Is Python Dead?

David Bolen db3l at
Fri Jul 6 04:35:04 CEST 2001

rcena at (Resty Cena) writes:

> I, too, have been following Python since 1996, waiting all the while
> to make it easy for me to do database programming. What I'd call good
> database support is where I download a file or set of files into a
> directory under my Python directory, perhaps run an install program,
> then start Python, import a package, issue a command to connect to
> Oracle, and start playing around with the scott/tiger database. I
> don't want, nor do I have the time, to compile anything, nor muck
> around with the Windows registry, nor manually set paths -- I just
> want to try the product, not install it for production use. Ideally,
> I'd like the IDE to do this for me. I'm a database programmer, and I
> want to write applications right away. I'm also lazy and I expect much
> from my tools.

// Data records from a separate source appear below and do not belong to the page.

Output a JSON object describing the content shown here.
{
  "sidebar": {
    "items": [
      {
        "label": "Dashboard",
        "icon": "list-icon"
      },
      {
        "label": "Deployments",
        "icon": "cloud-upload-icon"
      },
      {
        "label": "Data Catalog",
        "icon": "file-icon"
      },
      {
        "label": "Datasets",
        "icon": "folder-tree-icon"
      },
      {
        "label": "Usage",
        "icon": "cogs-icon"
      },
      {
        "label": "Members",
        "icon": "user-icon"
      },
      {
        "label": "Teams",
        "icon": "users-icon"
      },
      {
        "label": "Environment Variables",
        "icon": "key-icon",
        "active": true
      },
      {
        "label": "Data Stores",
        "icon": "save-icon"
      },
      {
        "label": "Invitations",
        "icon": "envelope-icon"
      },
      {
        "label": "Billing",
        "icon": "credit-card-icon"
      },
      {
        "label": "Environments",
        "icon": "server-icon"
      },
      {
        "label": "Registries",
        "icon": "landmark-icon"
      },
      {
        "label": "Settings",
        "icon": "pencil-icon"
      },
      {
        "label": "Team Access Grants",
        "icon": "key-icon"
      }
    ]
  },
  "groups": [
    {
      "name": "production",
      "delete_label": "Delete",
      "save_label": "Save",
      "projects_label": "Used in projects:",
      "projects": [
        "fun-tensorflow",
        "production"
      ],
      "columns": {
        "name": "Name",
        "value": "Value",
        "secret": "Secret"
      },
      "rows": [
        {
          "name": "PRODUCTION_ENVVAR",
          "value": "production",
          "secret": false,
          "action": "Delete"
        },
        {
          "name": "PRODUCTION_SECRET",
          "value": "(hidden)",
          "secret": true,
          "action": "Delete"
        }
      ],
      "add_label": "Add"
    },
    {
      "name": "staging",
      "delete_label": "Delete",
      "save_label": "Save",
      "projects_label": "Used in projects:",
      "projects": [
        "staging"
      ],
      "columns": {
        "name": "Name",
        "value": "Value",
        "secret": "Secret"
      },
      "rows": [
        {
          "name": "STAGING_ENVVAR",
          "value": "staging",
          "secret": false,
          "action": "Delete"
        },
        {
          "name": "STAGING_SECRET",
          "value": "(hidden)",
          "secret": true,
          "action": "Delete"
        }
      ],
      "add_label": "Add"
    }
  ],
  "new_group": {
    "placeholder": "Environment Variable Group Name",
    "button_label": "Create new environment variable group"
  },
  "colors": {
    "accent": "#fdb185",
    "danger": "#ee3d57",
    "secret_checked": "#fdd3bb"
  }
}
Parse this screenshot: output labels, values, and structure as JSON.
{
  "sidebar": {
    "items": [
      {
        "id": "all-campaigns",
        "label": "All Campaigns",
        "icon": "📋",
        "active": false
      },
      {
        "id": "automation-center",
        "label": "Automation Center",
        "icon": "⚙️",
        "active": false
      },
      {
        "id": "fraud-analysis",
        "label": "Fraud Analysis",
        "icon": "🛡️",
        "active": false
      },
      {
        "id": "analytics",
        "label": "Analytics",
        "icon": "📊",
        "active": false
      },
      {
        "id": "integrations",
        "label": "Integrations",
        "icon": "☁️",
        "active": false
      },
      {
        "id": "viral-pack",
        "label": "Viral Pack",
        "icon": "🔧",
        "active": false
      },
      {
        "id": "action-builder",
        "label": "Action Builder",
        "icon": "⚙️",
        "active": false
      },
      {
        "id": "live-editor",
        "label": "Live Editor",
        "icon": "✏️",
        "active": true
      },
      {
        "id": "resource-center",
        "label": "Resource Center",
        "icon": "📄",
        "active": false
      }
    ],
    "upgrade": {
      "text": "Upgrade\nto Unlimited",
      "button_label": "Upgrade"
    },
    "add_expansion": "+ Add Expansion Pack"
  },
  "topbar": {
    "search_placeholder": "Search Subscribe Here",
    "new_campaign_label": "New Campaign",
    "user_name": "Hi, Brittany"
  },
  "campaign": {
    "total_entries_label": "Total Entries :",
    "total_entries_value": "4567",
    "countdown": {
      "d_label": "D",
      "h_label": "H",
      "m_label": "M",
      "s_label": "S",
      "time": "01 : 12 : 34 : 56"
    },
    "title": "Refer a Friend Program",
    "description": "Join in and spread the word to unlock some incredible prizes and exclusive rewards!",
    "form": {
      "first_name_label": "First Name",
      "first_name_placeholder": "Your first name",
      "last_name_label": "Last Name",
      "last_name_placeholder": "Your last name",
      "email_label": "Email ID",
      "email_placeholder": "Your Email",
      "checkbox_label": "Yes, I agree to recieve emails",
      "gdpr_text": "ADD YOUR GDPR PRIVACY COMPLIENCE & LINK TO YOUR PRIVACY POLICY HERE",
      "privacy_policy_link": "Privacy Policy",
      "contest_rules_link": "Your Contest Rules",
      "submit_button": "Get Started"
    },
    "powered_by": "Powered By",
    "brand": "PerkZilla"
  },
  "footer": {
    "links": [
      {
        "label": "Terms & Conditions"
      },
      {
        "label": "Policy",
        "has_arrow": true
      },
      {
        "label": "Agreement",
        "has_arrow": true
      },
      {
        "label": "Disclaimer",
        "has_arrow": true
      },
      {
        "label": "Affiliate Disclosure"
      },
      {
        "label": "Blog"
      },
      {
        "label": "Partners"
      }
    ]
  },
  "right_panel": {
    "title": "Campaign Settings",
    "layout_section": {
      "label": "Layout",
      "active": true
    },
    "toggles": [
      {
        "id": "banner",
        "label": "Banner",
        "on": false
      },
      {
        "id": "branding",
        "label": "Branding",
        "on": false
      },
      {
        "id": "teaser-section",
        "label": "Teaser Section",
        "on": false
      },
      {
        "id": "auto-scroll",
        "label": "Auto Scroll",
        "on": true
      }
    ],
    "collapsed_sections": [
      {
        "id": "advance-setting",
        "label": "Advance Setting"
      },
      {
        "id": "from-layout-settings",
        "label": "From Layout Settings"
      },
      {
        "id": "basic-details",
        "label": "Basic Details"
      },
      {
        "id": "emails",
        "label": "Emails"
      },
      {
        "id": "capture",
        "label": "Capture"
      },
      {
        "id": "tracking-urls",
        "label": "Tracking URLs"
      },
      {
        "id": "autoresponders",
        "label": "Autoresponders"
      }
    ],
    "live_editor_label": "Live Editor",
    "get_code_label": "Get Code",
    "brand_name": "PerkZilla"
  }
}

BTW, this doesn't cover the whole universe (which is complicated
enough), but since you mentioned it - under Windows, what you want is
pretty much how I perceive the state of affairs, using mxODBC.  All I
did was download it, unzip it (or install it for the newer versions)
and I was done.  I could connect to any of my existing data sources
(via ODBC) just as with any of my other database access mechanisms in
that environment.  No recompiling, no special settings or anything.

True, that's ODBC based, but that seems pretty standard for all the
other access mechanisms I've used under Windows.  I'm sure with other
environments with direct client libraries per-database there's more
complexity, and I can't directly address Python's state of affairs

-- David
 \               David Bolen            \   E-mail: db3l at  /
  |             FitLinxx, Inc.            \  Phone: (203) 708-5192    |
 /  860 Canal Street, Stamford, CT  06902   \  Fax: (203) 316-5150     \

More information about the Python-list mailing list